Manila: Mau Dizon, a marketing officer in one of the largest Philippine banks, is among millions of Filipino taxpayers who stand to benefit from President Rodrigo Duterte's tax reform plan that aims to return to consumers 860 billion pesos ($17 billion) over five years.
Dizon will pay lower taxes under the proposed reform and is likely to spend most of the savings on staples, which account for about a third of her family's monthly budget.
"The additional income will matter since we have one of the highest taxes and prices are rising," she said.
Not surprisingly, Philippine retailers have beaten the 23 percent advance in the benchmark stock index, Southeast Asia's best performer this year.
Rally has steam
Metropolitan Bank & Trust Co., the nation's third-largest money manager, says the rally still has steam because the favourable impact of the tax cuts on disposable incomes won't be short-lived.
"The story for retailers is far from over as the tax cuts will have a multi-year income effect," said John Padilla, head of equities investment at Metropolitan Bank, which manages 440 billion pesos in assets.
"Consumer companies will gain, particularly those that provide the basics, but retailers are the clear winners from the tax plan."
Puregold Price Club Inc., a grocery operator, and Robinsons Retail Holdings Inc., which runs supermarkets and drugstores, have risen 39 percent each this year, while Philippine Seven Corp., the largest convenience store operator, is up 24 percent. SSI Group Inc., a retailer of high-end brands such as Prada and Gucci, has surged 62 percent.
Depending on what lawmakers approve, taxpayers may get between 860 billion pesos to 945 billion pesos from 2018 through 2022, according to Finance Department estimates in August.
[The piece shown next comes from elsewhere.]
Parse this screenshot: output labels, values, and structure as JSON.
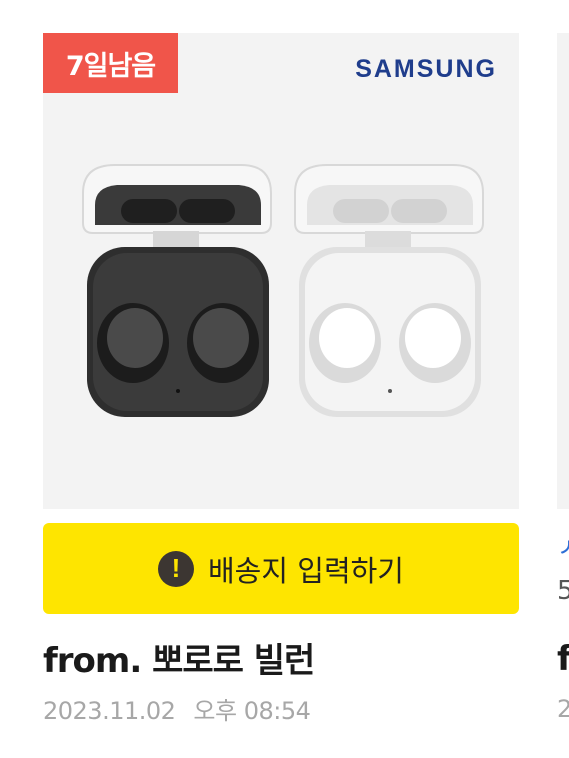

Not all consumer stocks will gain from the plan, which is expected to be passed by year-end.
Food and beverages makers are less appealing than pure retailers to investors including ATR Asset Management.
The reason: their margins are under threat from a weak peso and rising oil prices. Pepsi-Cola Products Philippines Inc. and Universal Robina Corp., a bottler of iced tea and snacks-food manufacturer, have seen shares drop more than 7 percent this year amid a plan to tax sugary drinks.
"The preferred play is more retail than consumer manufacturing companies, which potentially face higher input costs and a very competitive landscape," said Julian Tarrobago, head of equities at ATR Asset, which manages 104 billion pesos of assets.
Restaurant operators such as Jollibee Foods Corp., Max's Group Inc., and Shakey's Pizza Asia Ventures Inc. are better bets than food and drinks companies, according to April Lee-Tan, head of research at COL Financial Group Inc.
After all, eating-out was the third-largest expense for the average Philippine family in 2015, while food, clothing, medicine and spending on consumer durables cornered 40 percent of the budget, government data show.
Still, not all investors are betting on one-way gain in retailers' shares, given their elevated valuations. Puregold, Robinsons and SSI trade at 22 times to 25 times 12-month forward estimated earnings, versus a multiple of 19 for the benchmark index.
"Investors who don't have a position might want to wait for a correction as valuations of these stocks aren't cheap," said Jonathan Ravelas, chief market strategist at BDO Unibank Inc. The market has "already tucked in the potential benefit of the tax cuts."
Metropolitan's Padilla is happy holding on to shares of Puregold and Robinsons he's been buying over the past year.
"We haven't seen the last of the rally," he said. "We want to enjoy the ride."